Pull every line that includes the word "JSON" from the data.

Top of DATA FOR THIS TASK

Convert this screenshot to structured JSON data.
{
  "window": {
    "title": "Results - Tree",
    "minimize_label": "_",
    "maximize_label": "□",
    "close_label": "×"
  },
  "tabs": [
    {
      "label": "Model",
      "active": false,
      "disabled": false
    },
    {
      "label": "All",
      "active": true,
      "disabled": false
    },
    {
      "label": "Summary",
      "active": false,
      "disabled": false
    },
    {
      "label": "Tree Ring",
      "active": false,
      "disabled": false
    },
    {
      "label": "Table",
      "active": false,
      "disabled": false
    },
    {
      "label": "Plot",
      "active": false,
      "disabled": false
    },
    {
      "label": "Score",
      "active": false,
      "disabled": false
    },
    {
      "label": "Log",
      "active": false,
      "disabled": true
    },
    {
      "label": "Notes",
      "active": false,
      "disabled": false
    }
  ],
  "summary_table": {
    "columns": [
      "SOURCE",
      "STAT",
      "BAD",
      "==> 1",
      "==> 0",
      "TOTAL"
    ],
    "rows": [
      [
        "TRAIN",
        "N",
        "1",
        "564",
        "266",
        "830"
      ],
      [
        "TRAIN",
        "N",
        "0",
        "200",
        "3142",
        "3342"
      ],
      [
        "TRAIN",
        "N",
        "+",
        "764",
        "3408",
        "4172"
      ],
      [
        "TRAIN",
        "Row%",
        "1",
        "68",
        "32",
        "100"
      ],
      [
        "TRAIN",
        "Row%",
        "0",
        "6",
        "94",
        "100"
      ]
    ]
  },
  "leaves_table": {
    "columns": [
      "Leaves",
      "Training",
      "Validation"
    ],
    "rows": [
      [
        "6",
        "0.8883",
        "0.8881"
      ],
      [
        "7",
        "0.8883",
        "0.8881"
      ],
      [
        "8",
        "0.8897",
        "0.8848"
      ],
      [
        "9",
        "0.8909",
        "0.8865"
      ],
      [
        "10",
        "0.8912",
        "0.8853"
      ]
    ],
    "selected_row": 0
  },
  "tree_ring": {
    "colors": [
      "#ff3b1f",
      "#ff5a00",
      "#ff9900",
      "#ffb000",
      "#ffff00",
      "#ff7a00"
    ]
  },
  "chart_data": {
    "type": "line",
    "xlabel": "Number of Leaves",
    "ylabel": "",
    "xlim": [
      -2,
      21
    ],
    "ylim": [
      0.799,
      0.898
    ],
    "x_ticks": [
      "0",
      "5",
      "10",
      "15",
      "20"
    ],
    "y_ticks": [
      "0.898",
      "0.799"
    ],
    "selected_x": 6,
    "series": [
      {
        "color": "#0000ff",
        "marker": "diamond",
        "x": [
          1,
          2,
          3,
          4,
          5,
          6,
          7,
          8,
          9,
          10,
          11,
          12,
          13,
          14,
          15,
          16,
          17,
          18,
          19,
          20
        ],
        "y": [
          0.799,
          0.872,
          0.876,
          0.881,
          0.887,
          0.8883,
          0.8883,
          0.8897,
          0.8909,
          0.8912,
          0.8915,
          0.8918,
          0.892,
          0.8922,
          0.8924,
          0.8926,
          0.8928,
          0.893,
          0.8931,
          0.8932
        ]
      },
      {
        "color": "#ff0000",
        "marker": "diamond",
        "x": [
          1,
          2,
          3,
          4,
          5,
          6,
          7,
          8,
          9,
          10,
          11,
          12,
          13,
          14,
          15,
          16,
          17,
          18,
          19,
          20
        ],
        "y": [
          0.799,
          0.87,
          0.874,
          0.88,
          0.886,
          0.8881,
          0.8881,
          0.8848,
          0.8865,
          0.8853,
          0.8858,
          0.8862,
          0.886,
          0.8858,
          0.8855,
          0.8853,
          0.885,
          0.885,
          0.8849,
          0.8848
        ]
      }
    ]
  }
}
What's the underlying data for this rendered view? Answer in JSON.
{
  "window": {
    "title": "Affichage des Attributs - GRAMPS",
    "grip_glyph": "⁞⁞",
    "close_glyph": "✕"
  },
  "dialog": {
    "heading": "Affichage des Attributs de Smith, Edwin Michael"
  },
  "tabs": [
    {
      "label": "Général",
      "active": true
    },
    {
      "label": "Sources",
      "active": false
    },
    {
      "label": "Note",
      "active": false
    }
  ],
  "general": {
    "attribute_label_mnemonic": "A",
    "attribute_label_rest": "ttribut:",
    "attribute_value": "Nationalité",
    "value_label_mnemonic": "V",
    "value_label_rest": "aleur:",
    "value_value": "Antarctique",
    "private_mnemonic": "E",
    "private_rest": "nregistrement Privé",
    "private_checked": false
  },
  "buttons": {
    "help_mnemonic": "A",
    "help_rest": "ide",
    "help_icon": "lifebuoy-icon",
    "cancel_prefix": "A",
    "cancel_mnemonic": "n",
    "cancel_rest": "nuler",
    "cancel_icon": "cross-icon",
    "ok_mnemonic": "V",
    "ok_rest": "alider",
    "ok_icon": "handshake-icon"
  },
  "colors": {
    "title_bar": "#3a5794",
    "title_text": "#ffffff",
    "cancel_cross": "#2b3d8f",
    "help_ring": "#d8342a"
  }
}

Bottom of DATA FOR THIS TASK

RESPONSE →
Convert this screenshot to structured JSON data.
What's the underlying data for this rendered view? Answer in JSON.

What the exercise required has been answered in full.